It can be very tempting to file for a few deductions that you don’t necessarily qualify for or possibly attempt to reduce your overall income to get you into a different tax bracket. Despite that, honesty is always the best policy, especially when it comes to the IRS. For the most part, the IRS already has a good idea of what you’ve actually earned, so lying or fibbing will only cause problems for you.

Important Tip: Consider Professional Help When Filing

Are you unsure about your next tax return? Are you interested in getting solid tax advice that you can rely on to make timely payments and returns? If so, then it might be a good idea to consider getting professional help with your next tax return. Depending on your situation, it might be best to consider talking with a tax resolution lawyer.

What to Do if You are Faced With a Civil Penalty

To reduce the risk of incurring more penalties, address your tax issue as soon as possible. Also, consider asking the IRS for a penalty waiver. The IRS offers first-time penalty abatement for taxpayers who are normally compliant with the tax laws— typically, this means that you haven’t incurred any other penalties in the last four years. The IRS also offers penalty waivers for reasonable cause, which refers to situations where you pay or file late due to deaths, illnesses, natural disasters, etc. 

If you’re facing a civil penalty, you likely have questions like — does a civil penalty go on your record? What should you do next? A civil penalty will go onto your tax account, but it won’t impact your credit score or other accounts unless you ignore the IRS’s attempts to resolve your situation. If you’re unsure what to do and facing a civil penalty, consider hiring a tax resolution lawyer who can help you with your next steps.

When to Seek Out Help for an IRS Civil Penalty

It’s best to seek out help with an IRS civil penalty if you’re not sure how to handle your situation. Sometimes, resolution is as simple as paying off what you owe. If you can’t afford your bill or need help potentially getting penalties removed from your account, it’s time to seek help.

Do You Need Help With an IRS Civil Penalty or Other Tax Issues?

If you already owe the IRS or have owed them for a while, facing an IRS civil penalty might not seem like that big of an issue. Over time, however, that minor penalty could cause your minor tax debt to balloon into a massive, overwhelming problem. Instead of letting your tax issues spiral out of control, consider hiring a tax professional who can work with you to devise a straightforward path toward tax resolution.

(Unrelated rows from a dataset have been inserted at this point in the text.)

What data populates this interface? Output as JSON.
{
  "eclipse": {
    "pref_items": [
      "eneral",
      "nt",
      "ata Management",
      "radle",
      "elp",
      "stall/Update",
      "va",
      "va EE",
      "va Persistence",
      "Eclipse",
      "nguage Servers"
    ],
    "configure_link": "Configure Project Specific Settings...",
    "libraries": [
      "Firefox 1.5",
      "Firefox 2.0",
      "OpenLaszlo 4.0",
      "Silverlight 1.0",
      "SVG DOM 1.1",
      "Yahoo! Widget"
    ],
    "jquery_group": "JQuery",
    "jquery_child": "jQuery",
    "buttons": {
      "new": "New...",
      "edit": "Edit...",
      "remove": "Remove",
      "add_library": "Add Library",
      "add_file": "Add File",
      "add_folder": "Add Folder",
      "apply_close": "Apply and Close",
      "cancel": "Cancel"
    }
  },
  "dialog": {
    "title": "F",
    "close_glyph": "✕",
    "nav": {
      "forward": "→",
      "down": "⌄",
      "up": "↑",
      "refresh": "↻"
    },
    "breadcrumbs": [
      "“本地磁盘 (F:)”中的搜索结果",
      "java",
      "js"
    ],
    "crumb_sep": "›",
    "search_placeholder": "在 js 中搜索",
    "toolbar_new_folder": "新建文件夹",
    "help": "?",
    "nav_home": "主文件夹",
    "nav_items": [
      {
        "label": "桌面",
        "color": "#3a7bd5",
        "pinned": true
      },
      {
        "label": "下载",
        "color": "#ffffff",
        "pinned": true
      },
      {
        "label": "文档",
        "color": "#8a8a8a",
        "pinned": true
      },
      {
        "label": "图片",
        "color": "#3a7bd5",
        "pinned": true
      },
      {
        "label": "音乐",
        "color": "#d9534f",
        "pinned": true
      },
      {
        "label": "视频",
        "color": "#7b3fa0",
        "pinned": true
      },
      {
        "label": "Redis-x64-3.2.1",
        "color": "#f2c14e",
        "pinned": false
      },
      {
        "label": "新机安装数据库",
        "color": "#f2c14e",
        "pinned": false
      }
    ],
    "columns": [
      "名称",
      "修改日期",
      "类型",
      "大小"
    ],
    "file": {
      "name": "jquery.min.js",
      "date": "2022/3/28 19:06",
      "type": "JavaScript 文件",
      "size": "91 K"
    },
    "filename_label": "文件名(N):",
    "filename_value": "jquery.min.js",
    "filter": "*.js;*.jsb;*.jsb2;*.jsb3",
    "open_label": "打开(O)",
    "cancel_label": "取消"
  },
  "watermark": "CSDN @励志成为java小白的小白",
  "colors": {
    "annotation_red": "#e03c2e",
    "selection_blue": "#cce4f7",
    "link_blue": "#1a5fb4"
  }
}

Here at Seattle Legal Services, our tax resolution professionals can help you navigate civil penalties and other tax problems. Schedule a consultation with our office now to get in touch and start resolving your tax problems for good.